“I go back to the hospital and there’s an orange on the bedside table. A big one, and pink. He’s smiling: ‘I got a gift. Take it.’” —From the book Voices from Chernobyl, as retold on the radio show This American Life
After Chernobyl, she sat beside her new husband,
his hair in clumps on the pillow like fallen baby birds,
body crumbling like burned paper in water: first blisters,
then dust. One day he had the orange for her, a gift,
on his bedside table, the one that was big and pink,
the one he wanted her to eat, because she loved oranges.
How can we describe love? The taste of oranges
in winter? The wife who cannot fall asleep, the husband
who holds her hand? Cold skin flushed pink
alongside the fire? These days I dream not enough of birds
and too much of snakes, weddings are more about gift
than give, and my heart is padded in blisters.
And then, on the radio, this story retold: the boils and blisters,
the way the woman saw beauty in them, how oranges
were the only thing he had for her, how she accepted the gift
even though it was poison, how when her husband
slept she whispered “I love you,” how those words were birds
that landed on her shoulders, and stained her cheeks pink.
And the orange he gave her, she called it pink
and I don’t understand why, the way I don’t understand how blisters
fill with water and break open, how every winter birds
find their warm homes in trees with branches decorated in oranges
like Christmas bulbs. I have not yet married, never had a husband
who would give me everything, even if fruit was his only gift.
But the orange had been too close to him, a gift
that would kill her, and the nurses waved their pink
fingers through the glass. He’s no longer your husband,
they mouthed, he’s nothing more than bones and blisters,
and nothing can save him: not holding him, not eating oranges.
He cannot hear you, your voice is senseless as chirping birds.
She carried his tray and stayed next to him, told him of the birds
outside the window, the way a crushed worm was a gift
and small sticks made up nests, their throats like oranges,
bellies red as cherry jam, their babies wrinkled and pink.
Her legs were swollen from staying awake, her heels grew blisters
from walking the floor, but she couldn’t stop loving her husband.
The wife and husband are gone now.
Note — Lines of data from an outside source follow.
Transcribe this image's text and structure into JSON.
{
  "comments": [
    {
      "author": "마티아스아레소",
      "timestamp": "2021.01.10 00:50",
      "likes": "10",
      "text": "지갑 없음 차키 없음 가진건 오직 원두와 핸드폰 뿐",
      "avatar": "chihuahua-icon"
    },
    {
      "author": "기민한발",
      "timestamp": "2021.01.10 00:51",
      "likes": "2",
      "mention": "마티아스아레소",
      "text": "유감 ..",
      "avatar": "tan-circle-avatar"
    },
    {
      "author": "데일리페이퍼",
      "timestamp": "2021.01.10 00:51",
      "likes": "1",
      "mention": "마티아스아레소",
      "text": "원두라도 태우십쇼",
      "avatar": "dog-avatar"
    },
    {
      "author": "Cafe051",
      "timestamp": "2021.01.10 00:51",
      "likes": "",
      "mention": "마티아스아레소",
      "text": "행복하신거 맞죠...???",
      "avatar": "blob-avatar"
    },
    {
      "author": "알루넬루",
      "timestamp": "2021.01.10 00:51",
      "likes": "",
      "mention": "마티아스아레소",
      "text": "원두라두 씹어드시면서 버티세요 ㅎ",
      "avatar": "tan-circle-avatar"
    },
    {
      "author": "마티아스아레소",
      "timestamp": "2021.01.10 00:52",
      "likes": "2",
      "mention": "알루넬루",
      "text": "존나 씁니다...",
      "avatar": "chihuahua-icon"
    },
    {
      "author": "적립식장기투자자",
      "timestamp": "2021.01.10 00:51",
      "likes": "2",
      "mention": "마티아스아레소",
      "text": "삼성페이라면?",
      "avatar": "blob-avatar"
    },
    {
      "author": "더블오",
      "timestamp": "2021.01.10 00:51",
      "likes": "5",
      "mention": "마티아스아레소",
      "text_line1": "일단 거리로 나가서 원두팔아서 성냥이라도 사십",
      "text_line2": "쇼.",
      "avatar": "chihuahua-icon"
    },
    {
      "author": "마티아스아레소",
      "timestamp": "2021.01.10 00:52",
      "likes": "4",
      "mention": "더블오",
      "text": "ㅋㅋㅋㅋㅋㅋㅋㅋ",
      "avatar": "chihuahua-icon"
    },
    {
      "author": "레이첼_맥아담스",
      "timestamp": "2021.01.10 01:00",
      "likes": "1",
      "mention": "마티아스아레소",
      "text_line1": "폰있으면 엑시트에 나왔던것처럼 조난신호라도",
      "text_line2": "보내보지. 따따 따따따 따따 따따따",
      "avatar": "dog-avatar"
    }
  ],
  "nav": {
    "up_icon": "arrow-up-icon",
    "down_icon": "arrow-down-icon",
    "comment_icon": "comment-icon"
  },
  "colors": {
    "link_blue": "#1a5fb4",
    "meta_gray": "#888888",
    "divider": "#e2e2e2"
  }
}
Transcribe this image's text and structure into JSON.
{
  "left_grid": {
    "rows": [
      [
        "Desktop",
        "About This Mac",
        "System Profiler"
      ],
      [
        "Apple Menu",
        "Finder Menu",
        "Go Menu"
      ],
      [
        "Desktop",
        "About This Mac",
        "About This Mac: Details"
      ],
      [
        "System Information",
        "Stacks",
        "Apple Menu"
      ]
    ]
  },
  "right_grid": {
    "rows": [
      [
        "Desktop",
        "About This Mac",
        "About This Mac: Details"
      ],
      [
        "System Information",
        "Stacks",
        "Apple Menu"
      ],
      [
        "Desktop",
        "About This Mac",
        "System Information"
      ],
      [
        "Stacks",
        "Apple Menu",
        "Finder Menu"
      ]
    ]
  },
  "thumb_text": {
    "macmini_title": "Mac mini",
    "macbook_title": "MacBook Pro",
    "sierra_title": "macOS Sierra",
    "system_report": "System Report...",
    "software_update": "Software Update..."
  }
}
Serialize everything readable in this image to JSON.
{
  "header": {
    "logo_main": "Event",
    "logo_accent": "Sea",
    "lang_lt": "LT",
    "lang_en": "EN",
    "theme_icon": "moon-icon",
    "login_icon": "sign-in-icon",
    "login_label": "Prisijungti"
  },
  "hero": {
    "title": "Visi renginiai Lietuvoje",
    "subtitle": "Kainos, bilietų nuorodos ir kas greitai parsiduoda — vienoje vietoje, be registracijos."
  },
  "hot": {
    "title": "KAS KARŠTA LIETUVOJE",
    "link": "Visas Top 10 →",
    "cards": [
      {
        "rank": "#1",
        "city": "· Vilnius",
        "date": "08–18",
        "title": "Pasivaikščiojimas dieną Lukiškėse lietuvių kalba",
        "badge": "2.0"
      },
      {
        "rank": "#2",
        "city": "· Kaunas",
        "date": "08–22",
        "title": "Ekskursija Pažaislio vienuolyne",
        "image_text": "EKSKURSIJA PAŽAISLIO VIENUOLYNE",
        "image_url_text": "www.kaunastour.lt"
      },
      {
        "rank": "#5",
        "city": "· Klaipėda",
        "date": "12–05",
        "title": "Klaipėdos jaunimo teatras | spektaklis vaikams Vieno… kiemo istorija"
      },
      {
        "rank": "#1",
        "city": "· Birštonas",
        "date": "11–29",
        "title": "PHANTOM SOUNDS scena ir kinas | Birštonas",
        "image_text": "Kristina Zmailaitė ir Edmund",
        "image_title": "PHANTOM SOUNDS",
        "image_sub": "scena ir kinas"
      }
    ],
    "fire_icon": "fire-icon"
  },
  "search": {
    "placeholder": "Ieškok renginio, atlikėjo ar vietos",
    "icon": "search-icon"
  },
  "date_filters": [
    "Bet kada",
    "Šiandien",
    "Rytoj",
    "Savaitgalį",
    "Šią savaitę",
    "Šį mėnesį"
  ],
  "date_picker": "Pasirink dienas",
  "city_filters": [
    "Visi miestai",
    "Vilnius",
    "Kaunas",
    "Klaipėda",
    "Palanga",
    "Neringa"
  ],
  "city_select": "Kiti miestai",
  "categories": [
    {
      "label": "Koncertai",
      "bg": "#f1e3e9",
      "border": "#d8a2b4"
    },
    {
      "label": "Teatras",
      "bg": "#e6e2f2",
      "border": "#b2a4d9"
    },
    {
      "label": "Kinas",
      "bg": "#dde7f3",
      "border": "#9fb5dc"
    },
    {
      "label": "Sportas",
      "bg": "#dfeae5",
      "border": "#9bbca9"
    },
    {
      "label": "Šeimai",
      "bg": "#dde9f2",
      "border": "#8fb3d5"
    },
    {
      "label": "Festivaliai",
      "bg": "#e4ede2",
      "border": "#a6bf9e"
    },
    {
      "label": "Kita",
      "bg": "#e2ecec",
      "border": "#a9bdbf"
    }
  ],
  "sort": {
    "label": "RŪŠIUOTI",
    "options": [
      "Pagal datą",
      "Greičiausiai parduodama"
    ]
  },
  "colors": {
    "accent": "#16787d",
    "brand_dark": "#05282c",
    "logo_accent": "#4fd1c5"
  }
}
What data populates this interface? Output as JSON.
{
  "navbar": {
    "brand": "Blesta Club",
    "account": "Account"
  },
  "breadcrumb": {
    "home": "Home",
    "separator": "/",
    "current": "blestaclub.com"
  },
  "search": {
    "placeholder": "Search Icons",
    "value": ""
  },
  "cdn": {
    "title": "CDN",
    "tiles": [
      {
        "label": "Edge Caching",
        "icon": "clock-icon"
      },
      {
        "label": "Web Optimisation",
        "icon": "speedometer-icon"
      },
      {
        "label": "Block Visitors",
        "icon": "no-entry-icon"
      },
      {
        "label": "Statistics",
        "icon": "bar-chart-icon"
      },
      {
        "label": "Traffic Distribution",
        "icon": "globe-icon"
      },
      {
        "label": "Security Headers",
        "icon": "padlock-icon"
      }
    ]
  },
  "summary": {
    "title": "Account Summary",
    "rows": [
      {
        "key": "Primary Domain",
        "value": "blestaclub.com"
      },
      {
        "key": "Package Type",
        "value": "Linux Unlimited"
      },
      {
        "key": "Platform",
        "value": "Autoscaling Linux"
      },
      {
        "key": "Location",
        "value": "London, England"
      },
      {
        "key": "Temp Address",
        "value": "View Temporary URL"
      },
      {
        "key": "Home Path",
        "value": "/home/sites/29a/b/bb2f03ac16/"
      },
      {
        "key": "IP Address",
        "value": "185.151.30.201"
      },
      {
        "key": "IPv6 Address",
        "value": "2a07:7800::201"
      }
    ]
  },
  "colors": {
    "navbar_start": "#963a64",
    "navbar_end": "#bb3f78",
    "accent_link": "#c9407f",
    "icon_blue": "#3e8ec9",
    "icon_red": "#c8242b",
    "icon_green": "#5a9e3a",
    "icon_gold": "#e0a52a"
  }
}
Here, it’s spring and pink
flowers are pushing up, the sunsets are soft as oranges, power lines
fill with birds.
The blisters on my feet from a walk around the lake are a gift.